It’s been nine years since I became a mother. Much has changed while much has stayed the same. For instance, laughing and crying at the same time. I still do that, but for different reasons. Nine years ago I was an earnest reader of What To Expect In The First Year. I was riveted. I probably made notes, charts, even a Captain’s Log, Stardate and all. However, the laugh/cry came when I uncovered the terrible truth. The inescapable path of The Pregnant Princess is to become, no, not the Queen Mother, but rather, the Post Partum Peasant.
So, in my heap of creased clothes and equally creased skin, with a baby I didn’t really know what to do with, I discarded What To Expect and started reading other books. A peasant after all, doesn’t need to be crisp, ironed and perfect, does she? So I worked my way through spy books, kite books, bee books, library books, book club books, even defecting ballet dancer books. I held onto that sweet baby and (perhaps with a more anxious grip) to the needy one that followed. While patting their backs and deciphering their screams, I travelled worlds through books.
The other day that first sweet baby turned nine.

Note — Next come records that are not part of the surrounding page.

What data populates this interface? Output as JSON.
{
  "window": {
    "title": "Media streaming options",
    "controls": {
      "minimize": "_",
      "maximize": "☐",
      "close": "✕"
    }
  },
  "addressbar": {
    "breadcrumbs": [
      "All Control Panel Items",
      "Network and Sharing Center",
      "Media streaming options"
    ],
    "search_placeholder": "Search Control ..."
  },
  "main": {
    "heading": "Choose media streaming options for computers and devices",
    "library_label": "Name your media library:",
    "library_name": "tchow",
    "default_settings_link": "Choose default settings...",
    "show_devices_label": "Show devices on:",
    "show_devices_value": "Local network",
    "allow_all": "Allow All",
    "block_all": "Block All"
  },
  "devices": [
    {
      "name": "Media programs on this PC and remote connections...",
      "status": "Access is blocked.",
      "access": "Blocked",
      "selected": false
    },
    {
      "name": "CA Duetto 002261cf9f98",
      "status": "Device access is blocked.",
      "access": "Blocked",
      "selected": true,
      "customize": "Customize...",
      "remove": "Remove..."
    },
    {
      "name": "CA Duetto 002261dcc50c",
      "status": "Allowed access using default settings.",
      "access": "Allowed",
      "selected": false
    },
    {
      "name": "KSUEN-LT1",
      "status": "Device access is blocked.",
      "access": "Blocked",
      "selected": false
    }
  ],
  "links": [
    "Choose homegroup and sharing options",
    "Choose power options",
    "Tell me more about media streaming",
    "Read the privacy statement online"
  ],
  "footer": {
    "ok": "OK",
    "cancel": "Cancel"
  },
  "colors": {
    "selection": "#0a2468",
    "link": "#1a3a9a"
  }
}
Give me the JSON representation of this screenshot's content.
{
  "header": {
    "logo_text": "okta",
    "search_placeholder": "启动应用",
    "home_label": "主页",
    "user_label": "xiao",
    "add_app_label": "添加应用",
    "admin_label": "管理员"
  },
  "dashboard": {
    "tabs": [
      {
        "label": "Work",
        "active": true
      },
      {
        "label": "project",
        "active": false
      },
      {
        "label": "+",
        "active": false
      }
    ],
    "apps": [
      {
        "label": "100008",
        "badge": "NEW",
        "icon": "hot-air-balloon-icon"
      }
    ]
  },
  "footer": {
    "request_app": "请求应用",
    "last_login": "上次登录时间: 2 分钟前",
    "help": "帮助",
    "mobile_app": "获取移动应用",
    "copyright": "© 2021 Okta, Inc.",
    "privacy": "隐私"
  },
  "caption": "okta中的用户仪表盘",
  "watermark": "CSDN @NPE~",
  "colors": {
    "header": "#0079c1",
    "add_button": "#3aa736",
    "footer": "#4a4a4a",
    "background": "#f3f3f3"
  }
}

It’s dawned on me that the chaos subsided and my time crept back. Now, we are all reading books, a jumbled pile of my current fixation with crime thrillers set in Sault St. Marie and their’s, with The Secret Seven. (Thankfully, no one wrote What to Expect in The Ninth Year, because, I don’t want to know. Leave me in the dark rather than leave me to obsess over the details.) On the day the sweetie turned nine I was lying on my bed (because, drum roll…,they’re at school), reading nothing earnest and parental, but rather Stephen King’s On Writing. He’s frank and he’s brash and we all know he is smart but he has little time for “literary gasbags” (perhaps the literary version of the Baby Self Help crowd?) and plenty of time for the self-doubting novelist.
As was my journey into motherhood, so has my journey into writing been fraught with earnest endeavor. I panic at the thought of symbolism, theme and arc just as I panicked at the thought of feeding, developmental milestones, and heaven help us, sleeping through the night. When I caught myself laughing and crying at Stephen King, it wasn’t at the discovery of any terrible truth. It was sheer relief. I realized that no matter how much you struggle as a writer, the requirements for survival are, much like motherhood, quite simple. Good sense. Good Basic Tools. Hard work. Another writer, Steve Hamilton, (of the thrillers set in Sault St. Marie) encourages himself by keeping a lego brick on his desk. Writing a book is a process, like a lego house, it’s one brick at time. A little bit every day. The pressure to be Shakespeare is off. I shall write the book, one word, one sentence, one paragraph at a time. And, when school is out, I shall be the best mother I can be. One hug, one kiss and one quiet conversation at a time.